8. A manufacturing method as described in claims 1, or 2, or 3, or 4, in which said bonding step includes controlled temperature and said temperature is lower than the melting point of said separators' material.

9. A manufacturing method as described in claims 1, or 2, or 3, or 4, in which said bonding step includes controlled pressure and said pressure is produced by a compliant roller.

10. A manufacturing method as described in claims 1, or 2, or 3, or 4, in which said bonding step includes controlled pressure and said pressure is produced by a compliant plate.

11. A manufacturing method of lithium-ion based electrochemical devices as described in claims 1, or 2, or 3, or 4, in which said binders are selected from the group consisting of polyvinylidene fluoride homopolymers, polyvinylidene fluoride hexafluoropropylene copolymers, and their alloys.

12. A manufacturing method as described in claims 1, or 2, or 3, or 4,

in which said coated active materials with a carbon and polymeric binder are dip-coated on said metal current collectors.

13. A manufacturing method as described in claims 1, or 2, or 3, or 4,

in which said porous metal collectors are selected from expanded metal foils, metal microgrids, metal grids, and perforated metal foils.

14. A manufacturing method as described in claims 1, or 2, or 3, or 4

in which said microporous polymer separator material selected from the group consisting of polypropylene, polyethylene, polyvinylalcohol, polycarbonate, and their alloys and copolymers.

15. A manufacturing method as described in claims 1, or 2, or 3, or 4, in which said device is a rechargeable lithium-ion cell.

16. A manufacturing method as described in claims 1, or 2, or 3, or 4,
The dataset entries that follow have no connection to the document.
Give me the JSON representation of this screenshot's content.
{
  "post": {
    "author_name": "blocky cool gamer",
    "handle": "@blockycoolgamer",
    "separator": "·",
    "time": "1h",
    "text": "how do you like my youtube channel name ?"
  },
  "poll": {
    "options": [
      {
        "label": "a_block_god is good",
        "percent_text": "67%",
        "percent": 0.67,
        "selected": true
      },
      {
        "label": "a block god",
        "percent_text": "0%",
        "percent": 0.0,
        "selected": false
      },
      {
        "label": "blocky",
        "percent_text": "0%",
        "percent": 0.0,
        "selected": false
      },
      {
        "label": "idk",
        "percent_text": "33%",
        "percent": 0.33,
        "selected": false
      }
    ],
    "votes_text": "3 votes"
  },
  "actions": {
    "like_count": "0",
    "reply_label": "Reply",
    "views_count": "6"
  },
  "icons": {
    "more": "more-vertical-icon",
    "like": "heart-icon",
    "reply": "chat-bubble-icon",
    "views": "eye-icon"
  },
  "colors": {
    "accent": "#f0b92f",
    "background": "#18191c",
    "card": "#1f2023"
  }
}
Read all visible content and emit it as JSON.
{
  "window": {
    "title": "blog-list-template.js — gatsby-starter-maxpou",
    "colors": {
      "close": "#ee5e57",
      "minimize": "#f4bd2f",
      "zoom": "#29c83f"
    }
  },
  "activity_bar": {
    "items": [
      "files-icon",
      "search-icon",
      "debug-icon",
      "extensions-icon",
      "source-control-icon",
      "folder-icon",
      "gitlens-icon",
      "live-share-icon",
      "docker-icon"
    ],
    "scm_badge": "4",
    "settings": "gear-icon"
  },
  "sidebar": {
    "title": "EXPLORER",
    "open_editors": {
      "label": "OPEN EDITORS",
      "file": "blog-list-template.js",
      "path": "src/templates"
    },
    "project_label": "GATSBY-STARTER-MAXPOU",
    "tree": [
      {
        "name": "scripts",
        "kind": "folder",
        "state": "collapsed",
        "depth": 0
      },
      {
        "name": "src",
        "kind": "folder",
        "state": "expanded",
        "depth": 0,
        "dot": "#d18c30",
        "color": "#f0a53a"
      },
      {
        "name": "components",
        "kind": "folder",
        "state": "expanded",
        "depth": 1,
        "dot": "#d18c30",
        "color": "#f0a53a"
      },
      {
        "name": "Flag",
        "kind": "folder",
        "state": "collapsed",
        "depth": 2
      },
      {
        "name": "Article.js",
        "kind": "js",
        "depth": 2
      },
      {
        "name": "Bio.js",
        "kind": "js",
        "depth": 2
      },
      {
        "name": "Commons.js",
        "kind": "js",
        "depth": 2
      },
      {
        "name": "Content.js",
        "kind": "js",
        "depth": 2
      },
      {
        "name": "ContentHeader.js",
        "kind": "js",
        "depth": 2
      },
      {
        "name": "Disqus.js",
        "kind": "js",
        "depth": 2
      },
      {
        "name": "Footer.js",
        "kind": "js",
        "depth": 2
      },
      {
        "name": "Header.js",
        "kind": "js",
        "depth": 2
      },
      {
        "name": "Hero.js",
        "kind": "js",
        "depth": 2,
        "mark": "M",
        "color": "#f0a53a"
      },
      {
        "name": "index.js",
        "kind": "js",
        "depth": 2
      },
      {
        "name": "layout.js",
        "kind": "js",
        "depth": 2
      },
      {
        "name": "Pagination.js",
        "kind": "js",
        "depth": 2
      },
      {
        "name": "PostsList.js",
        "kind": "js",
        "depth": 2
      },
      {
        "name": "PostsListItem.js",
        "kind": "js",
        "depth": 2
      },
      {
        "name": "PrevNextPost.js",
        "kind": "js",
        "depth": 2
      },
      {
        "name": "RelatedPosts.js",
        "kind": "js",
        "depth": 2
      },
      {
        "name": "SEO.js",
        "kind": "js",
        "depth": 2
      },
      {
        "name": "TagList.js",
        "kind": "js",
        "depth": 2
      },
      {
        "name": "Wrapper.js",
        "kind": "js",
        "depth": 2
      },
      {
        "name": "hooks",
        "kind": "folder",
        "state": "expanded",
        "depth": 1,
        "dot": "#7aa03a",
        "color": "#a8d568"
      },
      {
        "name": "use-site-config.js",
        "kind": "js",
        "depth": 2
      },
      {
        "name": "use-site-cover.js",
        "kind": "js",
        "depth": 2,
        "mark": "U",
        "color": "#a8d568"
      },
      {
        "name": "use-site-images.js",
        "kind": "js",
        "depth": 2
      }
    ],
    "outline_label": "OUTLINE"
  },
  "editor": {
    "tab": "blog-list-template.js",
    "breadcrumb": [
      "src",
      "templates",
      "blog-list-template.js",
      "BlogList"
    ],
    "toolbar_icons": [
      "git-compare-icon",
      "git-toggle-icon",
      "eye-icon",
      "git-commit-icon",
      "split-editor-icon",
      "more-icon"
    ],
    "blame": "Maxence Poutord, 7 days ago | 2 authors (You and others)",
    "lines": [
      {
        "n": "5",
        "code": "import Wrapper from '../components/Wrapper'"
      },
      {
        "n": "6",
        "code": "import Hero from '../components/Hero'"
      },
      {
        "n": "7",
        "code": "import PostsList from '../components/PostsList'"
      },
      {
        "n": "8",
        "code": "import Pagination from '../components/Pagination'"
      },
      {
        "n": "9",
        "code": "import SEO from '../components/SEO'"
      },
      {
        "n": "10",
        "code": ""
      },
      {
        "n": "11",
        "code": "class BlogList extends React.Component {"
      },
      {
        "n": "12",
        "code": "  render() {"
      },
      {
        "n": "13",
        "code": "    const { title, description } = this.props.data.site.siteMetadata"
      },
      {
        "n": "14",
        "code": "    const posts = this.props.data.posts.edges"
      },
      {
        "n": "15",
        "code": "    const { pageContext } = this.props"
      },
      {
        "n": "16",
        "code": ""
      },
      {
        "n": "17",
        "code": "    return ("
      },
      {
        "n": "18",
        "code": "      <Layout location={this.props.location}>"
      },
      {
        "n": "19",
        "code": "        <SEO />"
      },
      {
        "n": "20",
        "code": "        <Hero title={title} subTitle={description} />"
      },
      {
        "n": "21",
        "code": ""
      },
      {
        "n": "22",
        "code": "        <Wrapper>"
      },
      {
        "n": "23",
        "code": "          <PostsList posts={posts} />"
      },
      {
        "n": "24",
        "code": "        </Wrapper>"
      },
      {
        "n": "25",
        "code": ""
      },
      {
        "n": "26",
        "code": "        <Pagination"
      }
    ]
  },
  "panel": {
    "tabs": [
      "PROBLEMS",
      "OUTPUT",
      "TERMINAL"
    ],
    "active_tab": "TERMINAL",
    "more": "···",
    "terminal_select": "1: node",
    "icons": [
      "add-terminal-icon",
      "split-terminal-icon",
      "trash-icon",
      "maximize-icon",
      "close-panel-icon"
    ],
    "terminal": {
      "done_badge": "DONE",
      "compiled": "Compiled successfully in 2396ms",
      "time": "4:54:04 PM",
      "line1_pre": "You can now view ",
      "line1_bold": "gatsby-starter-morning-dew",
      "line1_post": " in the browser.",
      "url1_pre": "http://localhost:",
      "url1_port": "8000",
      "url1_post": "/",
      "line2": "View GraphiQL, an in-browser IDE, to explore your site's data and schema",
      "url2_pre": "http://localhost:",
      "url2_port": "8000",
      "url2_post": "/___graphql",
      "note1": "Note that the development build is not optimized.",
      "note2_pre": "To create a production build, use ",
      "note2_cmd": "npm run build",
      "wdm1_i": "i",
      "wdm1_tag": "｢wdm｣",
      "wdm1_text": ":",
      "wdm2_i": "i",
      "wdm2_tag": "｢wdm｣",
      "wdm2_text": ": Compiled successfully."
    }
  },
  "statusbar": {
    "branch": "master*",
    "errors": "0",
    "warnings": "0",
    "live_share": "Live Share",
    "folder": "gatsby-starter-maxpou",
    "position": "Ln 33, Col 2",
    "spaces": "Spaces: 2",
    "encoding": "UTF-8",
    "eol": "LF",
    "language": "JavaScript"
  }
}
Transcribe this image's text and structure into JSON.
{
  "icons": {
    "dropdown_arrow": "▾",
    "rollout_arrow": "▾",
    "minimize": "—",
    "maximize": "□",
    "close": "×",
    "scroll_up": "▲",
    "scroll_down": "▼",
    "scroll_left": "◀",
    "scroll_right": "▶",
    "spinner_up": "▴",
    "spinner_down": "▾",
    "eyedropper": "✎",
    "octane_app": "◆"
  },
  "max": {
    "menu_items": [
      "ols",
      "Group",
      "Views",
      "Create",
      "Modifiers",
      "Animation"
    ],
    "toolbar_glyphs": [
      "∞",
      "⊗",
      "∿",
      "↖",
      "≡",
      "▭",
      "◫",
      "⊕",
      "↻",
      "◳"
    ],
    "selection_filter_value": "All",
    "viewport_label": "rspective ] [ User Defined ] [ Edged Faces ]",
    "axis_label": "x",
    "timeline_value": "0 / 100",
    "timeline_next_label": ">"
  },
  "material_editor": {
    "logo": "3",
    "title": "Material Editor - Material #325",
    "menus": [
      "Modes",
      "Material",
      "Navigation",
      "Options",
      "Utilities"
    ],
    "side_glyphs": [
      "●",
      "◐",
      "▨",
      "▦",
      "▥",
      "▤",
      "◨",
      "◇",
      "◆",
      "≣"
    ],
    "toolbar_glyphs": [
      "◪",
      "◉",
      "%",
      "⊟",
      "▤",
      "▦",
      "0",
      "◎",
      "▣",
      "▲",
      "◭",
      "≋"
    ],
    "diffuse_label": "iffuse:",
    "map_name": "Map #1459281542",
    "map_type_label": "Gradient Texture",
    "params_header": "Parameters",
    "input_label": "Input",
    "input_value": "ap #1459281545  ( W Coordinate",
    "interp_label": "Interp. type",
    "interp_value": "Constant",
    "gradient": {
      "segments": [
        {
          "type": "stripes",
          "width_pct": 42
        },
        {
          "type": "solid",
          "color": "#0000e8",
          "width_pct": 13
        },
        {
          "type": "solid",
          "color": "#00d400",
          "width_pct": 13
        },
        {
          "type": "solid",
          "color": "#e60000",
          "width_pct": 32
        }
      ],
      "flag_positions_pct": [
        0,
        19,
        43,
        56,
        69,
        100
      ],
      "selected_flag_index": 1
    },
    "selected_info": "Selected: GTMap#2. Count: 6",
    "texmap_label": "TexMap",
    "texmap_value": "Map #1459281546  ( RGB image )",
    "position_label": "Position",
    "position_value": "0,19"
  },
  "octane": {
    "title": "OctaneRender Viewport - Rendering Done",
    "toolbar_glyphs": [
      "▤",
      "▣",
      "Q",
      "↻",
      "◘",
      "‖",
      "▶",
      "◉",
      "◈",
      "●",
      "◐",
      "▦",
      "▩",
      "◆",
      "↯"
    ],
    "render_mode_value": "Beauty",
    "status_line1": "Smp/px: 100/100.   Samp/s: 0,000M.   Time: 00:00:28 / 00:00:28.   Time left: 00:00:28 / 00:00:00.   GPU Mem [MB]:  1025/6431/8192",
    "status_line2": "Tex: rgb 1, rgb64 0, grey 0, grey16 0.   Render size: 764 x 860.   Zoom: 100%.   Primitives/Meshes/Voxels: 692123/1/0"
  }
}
in which said device is an electrochemical capacitor.
Patent History
Publication number: 20060112539
Type: Application
Filed: Jan 13, 2006
Publication Date: Jun 1, 2006
Inventors: Joseph Kejha (Meadowbrook, PA), David Chua (Wayne, PA), Hsiu-Ping Lin (Princeton, NJ)
Application Number: 11/332,817
Classifications
Current U.S. Class: 29/623.400; 29/623.500
International Classification: H01M 10/04 (20060101);